A young woman prepares to put on a helmet in front of a futuristic vehicle with its hatch open, while support team members in yellow safety vests stand by.
Driver Lacey Davis, an aerospace engineering major from Salinas, California, readies to attempt to set a new record in Cal Poly’s Prototype Vehicle Lab’s solar car, Dawn, at El Mirage Lake in Southern California. The car clocked 51 mph, below the 56 mph world record, but students are optimistic that the car is capable of hitting 65 mph when they make another attempt next summer.

“It felt like I was driving on another planet — like pod racing on Tatooine!” she said, referring to the scene in “Star Wars: Episode I – The Phantom Menace.” “ I think that actually suppressed my fear of hitting an object or running the car off of the track, because it was so open and vast on the El Mirage lakebed. It was also inspiring to know how many other world records and vehicle testing had been done out there for other major projects.”

The car had a speedometer that Davis could see. Meanwhile, members of the team verified the speed by comparing it to a chase car. While the car came up just shy of the record, Iscold said that setback provided a good lesson for the team.

“Not everything in life goes exactly as planned,” he said. “Overcoming failure has become part of the engineering process.”

The team did have to hurdle some challenges — including Doig’s departure and the electrical issues. “Overcoming those was unfortunately very taxing on the team,” said Davis, an aspiring astronaut from Salinas, California. “However, we did get some new faces to the project, and their dedication to persevere through the challenges with us made it that much more obvious how passionate they were about Dawn and engineering.”

The team did get Dawn to the desert, an improvement over last summer. So this year’s effort, Davis said, was an important building block.

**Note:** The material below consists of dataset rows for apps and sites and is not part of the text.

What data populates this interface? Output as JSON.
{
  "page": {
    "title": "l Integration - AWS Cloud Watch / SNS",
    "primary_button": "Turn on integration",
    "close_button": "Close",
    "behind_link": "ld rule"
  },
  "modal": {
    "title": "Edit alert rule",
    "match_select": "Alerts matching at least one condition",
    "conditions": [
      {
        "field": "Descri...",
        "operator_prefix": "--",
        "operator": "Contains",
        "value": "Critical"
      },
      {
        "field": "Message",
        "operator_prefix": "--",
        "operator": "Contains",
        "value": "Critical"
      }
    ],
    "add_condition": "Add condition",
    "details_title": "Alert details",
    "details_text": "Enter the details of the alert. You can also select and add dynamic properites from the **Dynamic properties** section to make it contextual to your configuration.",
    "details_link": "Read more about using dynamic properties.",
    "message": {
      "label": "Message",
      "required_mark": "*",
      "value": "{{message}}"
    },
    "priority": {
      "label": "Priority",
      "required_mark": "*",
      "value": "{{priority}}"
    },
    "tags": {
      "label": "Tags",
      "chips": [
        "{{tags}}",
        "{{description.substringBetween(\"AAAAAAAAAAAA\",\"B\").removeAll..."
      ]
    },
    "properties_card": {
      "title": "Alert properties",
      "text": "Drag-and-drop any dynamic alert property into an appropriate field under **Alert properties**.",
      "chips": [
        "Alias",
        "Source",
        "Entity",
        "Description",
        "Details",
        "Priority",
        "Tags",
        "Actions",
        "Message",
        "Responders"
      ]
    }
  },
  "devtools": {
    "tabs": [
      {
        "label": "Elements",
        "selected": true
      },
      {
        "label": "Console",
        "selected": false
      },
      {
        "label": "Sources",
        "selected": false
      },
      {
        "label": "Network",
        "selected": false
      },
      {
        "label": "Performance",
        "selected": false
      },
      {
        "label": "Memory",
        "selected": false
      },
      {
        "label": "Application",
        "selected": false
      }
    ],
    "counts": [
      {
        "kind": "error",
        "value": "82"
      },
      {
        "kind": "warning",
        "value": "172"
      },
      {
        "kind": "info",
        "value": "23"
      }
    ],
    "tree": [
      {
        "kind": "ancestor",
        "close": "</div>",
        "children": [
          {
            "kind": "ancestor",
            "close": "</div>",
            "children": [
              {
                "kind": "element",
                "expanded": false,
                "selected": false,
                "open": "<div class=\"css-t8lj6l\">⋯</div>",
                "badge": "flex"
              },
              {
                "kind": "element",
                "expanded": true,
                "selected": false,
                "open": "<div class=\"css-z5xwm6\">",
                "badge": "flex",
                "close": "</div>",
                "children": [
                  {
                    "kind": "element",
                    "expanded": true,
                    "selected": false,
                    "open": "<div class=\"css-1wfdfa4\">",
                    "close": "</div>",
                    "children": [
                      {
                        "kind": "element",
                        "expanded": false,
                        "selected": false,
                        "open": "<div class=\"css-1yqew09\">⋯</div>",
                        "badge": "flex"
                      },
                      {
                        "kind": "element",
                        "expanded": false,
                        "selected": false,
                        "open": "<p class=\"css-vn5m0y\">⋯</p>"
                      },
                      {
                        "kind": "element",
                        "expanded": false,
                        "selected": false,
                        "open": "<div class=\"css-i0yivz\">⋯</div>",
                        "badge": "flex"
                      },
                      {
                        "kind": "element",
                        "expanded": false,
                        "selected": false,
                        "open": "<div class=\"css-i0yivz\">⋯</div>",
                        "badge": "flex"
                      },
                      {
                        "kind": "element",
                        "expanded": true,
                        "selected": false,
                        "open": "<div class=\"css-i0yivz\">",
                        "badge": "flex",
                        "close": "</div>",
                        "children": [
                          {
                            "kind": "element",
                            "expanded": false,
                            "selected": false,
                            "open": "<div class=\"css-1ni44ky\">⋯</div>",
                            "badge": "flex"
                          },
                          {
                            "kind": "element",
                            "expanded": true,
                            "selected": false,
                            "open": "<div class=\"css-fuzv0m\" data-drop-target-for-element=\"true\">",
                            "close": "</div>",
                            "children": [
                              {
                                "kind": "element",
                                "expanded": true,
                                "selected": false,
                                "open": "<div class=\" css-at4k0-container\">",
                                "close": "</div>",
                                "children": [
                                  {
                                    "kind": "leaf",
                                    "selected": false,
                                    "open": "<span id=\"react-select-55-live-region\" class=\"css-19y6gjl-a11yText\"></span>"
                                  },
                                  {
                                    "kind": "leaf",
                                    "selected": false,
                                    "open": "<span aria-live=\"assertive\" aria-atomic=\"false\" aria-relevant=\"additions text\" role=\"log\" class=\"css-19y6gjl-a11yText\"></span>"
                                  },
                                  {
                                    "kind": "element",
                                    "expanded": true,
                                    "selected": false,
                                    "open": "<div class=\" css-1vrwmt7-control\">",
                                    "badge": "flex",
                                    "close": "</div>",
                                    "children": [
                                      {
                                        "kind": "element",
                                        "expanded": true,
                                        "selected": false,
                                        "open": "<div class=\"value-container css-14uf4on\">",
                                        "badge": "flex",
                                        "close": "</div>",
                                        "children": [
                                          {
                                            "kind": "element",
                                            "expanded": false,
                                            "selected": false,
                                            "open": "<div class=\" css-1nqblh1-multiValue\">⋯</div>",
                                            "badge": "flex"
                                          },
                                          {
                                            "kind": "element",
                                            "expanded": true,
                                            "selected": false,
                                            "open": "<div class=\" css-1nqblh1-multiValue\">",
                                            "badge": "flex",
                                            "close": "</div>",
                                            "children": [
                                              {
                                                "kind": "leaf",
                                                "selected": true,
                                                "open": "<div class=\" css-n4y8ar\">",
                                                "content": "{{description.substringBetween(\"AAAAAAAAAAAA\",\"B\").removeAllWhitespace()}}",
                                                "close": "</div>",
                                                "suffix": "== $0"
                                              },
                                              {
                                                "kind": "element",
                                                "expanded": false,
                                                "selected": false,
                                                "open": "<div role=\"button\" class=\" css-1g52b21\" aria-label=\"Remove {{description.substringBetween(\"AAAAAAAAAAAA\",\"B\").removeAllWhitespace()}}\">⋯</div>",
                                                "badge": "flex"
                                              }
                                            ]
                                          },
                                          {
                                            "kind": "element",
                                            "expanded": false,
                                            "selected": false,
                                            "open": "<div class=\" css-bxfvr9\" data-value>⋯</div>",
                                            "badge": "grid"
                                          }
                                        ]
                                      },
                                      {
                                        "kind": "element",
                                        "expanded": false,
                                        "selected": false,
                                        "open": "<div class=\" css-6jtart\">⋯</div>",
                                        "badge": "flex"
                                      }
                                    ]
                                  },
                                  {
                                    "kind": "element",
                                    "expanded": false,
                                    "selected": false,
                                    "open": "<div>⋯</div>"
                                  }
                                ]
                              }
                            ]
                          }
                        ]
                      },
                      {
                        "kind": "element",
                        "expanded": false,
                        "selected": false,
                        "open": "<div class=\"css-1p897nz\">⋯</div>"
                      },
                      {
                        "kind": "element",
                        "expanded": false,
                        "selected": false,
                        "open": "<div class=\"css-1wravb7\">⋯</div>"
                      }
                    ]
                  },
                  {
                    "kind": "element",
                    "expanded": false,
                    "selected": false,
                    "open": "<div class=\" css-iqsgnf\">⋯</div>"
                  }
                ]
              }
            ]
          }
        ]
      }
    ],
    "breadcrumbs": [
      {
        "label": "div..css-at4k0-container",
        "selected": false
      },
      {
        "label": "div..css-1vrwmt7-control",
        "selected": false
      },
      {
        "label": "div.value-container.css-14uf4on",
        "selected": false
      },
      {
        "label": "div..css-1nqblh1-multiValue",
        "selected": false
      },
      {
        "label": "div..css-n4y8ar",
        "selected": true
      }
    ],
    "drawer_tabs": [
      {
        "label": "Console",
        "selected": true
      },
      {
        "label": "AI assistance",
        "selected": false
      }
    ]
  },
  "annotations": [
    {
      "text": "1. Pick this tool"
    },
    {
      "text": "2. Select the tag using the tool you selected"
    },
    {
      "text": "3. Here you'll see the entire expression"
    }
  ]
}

“We plan to try again next year because there are only a few changes that actually need to be made to the car’s solar array and electrical system to get those last few miles per hour in,” she said.